• WHAT IS REQUIRED: Where a picture occurs in the data, omit it, and copy all remaining data exactly.

:: DATA IN THIS EXERCISE

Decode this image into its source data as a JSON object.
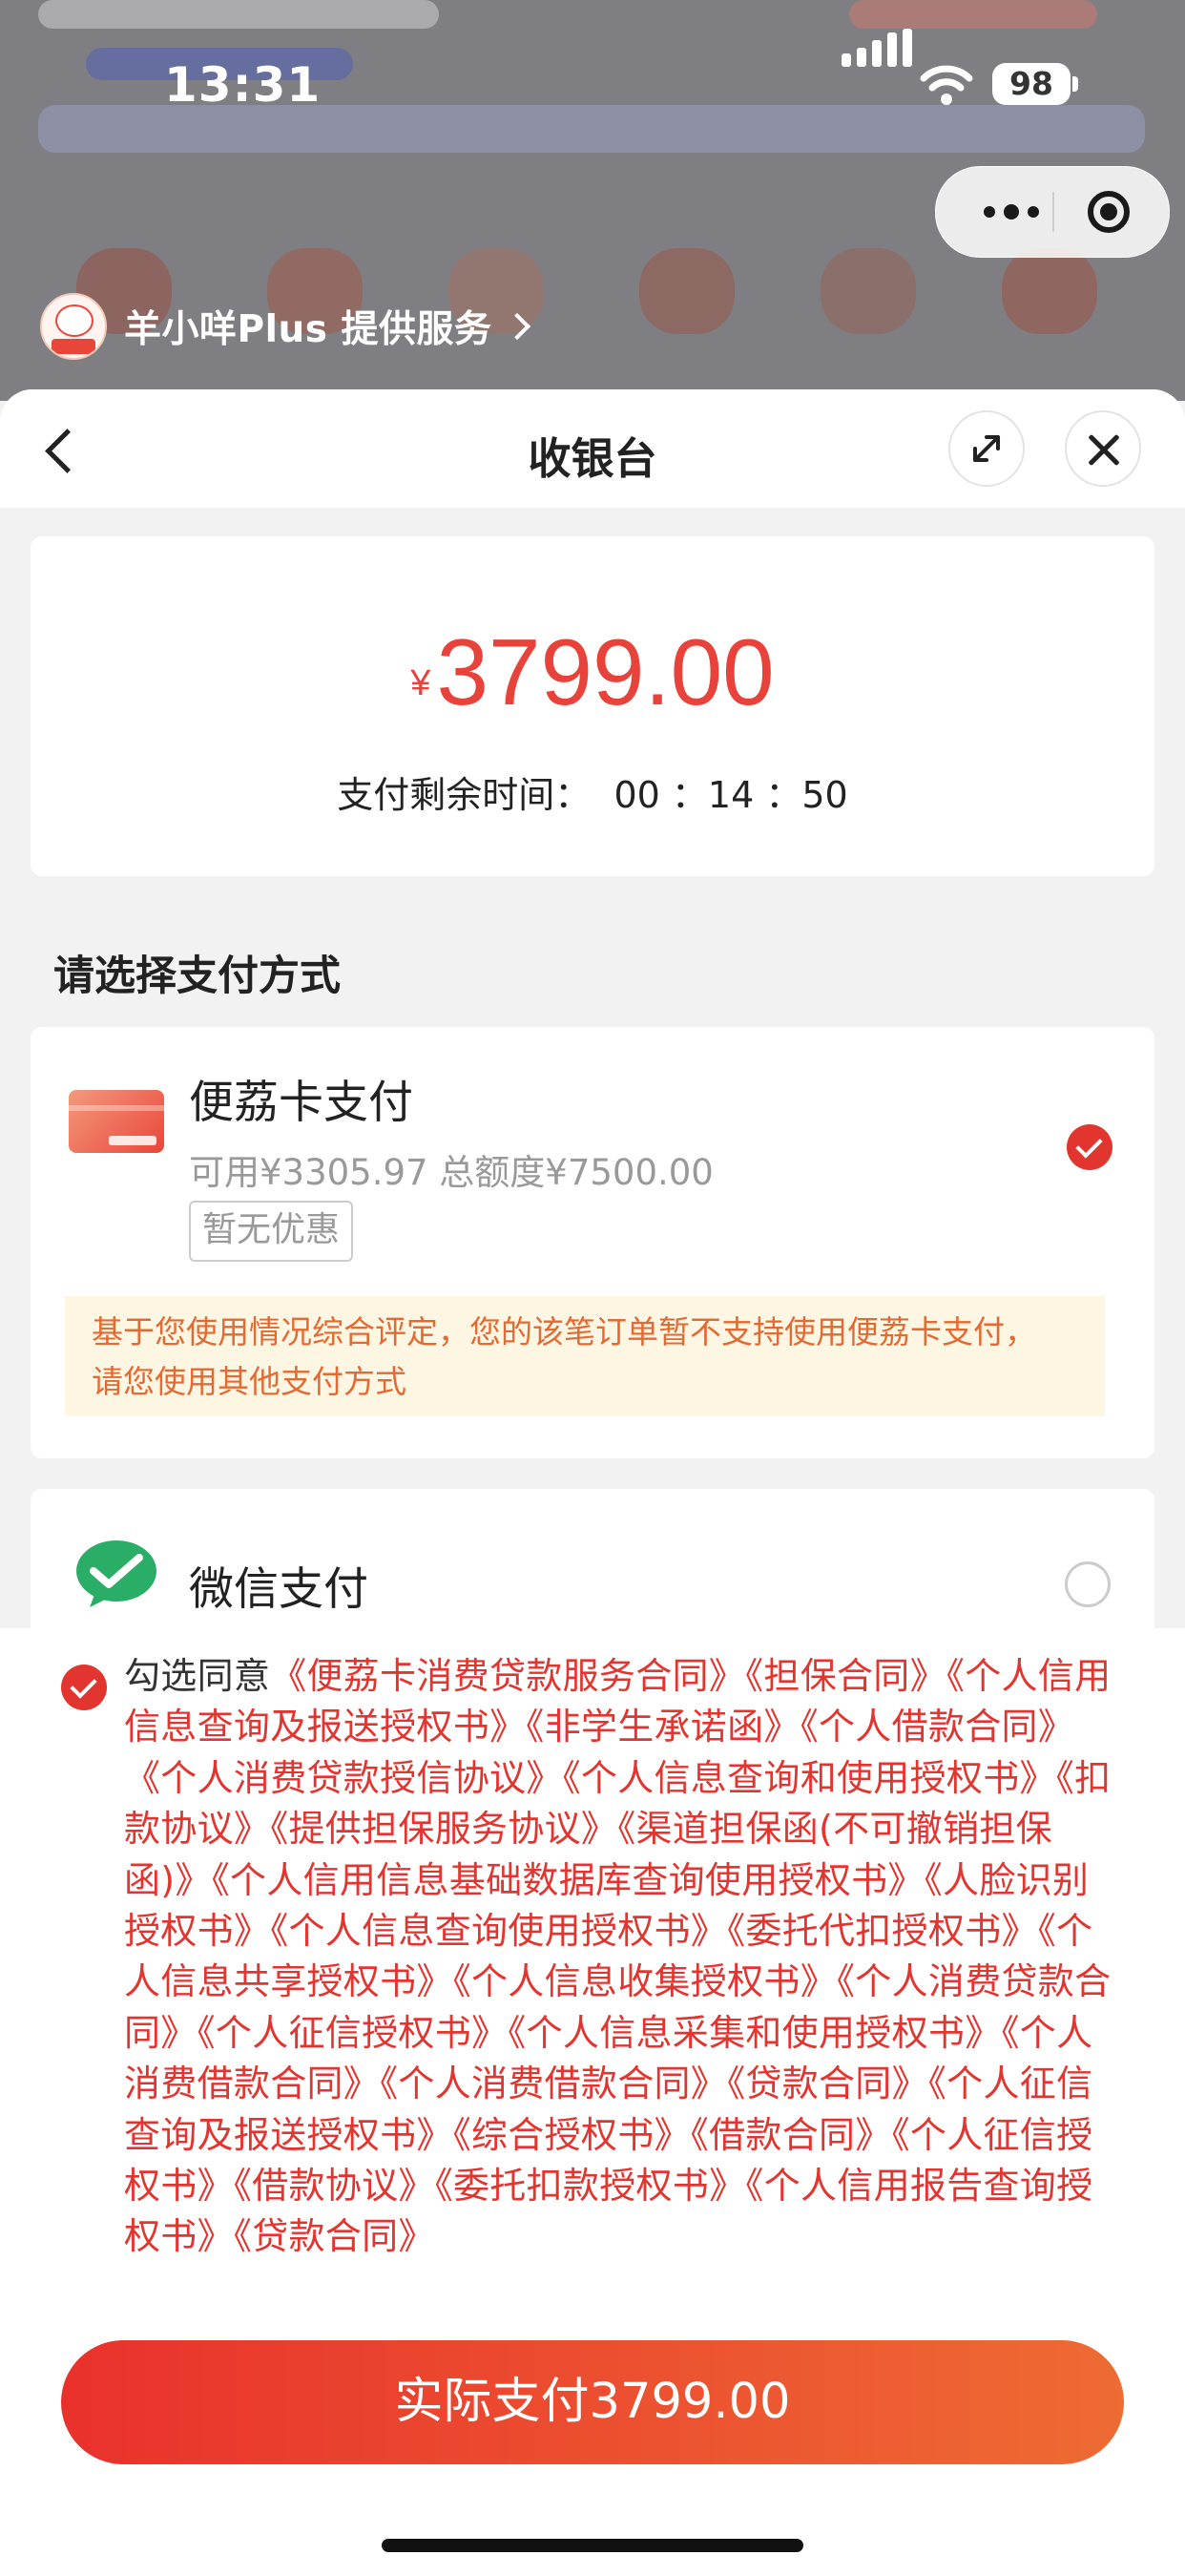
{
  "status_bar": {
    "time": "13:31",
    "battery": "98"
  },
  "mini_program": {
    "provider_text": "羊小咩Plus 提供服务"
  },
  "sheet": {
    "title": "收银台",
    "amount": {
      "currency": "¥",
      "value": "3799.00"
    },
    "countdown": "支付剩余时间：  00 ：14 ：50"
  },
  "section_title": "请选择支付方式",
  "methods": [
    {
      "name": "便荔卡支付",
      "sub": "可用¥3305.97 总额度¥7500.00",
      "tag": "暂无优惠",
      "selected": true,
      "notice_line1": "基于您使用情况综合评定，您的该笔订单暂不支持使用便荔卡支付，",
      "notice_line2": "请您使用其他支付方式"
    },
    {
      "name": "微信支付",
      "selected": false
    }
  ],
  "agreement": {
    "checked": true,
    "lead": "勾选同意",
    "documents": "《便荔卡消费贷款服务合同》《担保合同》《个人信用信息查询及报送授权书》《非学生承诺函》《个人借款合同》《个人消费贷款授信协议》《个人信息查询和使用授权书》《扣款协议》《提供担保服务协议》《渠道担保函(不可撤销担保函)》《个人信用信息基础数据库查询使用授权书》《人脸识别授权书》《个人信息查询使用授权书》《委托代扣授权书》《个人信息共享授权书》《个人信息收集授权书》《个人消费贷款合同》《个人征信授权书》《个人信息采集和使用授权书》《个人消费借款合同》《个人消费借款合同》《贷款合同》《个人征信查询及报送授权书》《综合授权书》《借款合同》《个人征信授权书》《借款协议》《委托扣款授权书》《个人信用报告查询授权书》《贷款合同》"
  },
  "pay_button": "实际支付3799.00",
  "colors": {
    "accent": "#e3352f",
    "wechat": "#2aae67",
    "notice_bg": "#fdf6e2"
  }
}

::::

• YOUR RESPONSE:
Decode this image into its source data as a JSON object.
{
  "status_bar": {
    "time": "13:31",
    "battery": "98"
  },
  "mini_program": {
    "provider_text": "羊小咩Plus 提供服务"
  },
  "sheet": {
    "title": "收银台",
    "amount": {
      "currency": "¥",
      "value": "3799.00"
    },
    "countdown": "支付剩余时间：  00 ：14 ：50"
  },
  "section_title": "请选择支付方式",
  "methods": [
    {
      "name": "便荔卡支付",
      "sub": "可用¥3305.97 总额度¥7500.00",
      "tag": "暂无优惠",
      "selected": true,
      "notice_line1": "基于您使用情况综合评定，您的该笔订单暂不支持使用便荔卡支付，",
      "notice_line2": "请您使用其他支付方式"
    },
    {
      "name": "微信支付",
      "selected": false
    }
  ],
  "agreement": {
    "checked": true,
    "lead": "勾选同意",
    "documents": "《便荔卡消费贷款服务合同》《担保合同》《个人信用信息查询及报送授权书》《非学生承诺函》《个人借款合同》《个人消费贷款授信协议》《个人信息查询和使用授权书》《扣款协议》《提供担保服务协议》《渠道担保函(不可撤销担保函)》《个人信用信息基础数据库查询使用授权书》《人脸识别授权书》《个人信息查询使用授权书》《委托代扣授权书》《个人信息共享授权书》《个人信息收集授权书》《个人消费贷款合同》《个人征信授权书》《个人信息采集和使用授权书》《个人消费借款合同》《个人消费借款合同》《贷款合同》《个人征信查询及报送授权书》《综合授权书》《借款合同》《个人征信授权书》《借款协议》《委托扣款授权书》《个人信用报告查询授权书》《贷款合同》"
  },
  "pay_button": "实际支付3799.00",
  "colors": {
    "accent": "#e3352f",
    "wechat": "#2aae67",
    "notice_bg": "#fdf6e2"
  }
}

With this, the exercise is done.